I saw Steve Sloan, an SEC refugee, misguidedly play the odds in the final minute of his 1983 Duke home debut. Clearly not recognizing where he was coaching, Sloan had the Devils punt to South Carolina on fourth and two at Duke’s 49, relying on his defense to hold. With 32 seconds left, the Gamecocks strutted 92 yards in seven plays, all on the ground, to seize a 31-24 win.
I saw games blown on missed field goals as time expired, on muffed snaps, shanked punts, extravagantly blown pass coverages, dropped or misdirected throws, whiffed tackles, untimely fumbles and penalties. After one weekly press conference I covered for a Greensboro newspaper recounting a somber coach’s post-defeat analysis, an editor inserted in my story, in italics no less: “Another moral victory for Duke.”
That insertion proved less problematic than the story I sold the Duke alumni magazine about the future of Duke football. During the stretch when the team posted losing records in 17 of 18 seasons, including four without any victories at all, it seemed appropriate to ask whether the time had come to consider dropping to a lower level of competition with the likes of schools such as William & Mary and Davidson. Surely the ACC would accommodate Duke – as it did Notre Dame football later on – rather than lose one of the nation’s great men’s basketball programs. But before I started writing, I learned athletic director Tom Butters had killed the story. The football program’s trajectory didn’t improve until long after Butters retired.
Butters’ peremptory dismissal was no less abrupt than the way Duke’s seasons usually ended. From shortly before I arrived at Durham through Cutcliffe’s first year at the helm, the Blue Devils traditionally finished against North Carolina.
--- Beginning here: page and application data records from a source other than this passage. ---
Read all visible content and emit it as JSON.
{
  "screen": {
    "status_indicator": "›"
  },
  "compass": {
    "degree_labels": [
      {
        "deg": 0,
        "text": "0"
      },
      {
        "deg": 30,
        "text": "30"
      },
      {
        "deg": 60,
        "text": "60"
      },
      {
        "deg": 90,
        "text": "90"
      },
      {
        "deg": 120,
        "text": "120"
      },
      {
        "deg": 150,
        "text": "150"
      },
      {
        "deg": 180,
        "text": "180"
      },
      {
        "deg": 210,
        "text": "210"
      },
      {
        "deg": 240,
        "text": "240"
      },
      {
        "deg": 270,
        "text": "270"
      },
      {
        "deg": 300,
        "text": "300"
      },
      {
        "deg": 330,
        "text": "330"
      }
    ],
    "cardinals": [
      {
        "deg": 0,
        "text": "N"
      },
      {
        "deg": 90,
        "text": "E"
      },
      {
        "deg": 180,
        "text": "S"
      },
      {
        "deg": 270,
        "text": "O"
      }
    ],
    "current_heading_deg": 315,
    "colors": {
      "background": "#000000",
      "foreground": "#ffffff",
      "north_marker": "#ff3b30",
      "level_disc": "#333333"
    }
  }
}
At one point Duke lost 21 of 22 of these games, making it something less than a rivalry.
Meanwhile, UNC once proudly boasted many 1,000-yard rushers, 24 in 30 years through 1997. If a running back was close to that mark, the Tar Heels repeatedly fed him the ball during the season finale, expecting the Devils, despite being steeled and ready, to yield the requisite yardage. And they did.
Balances shift eventually. Now the teams meet well before season’s end (this Sept. 23 at Chapel Hill), 1,000-yard rushers at Carolina are uncommon, and I saw Duke win two of the last three at Durham, its best home showing in the series in more than 40 years.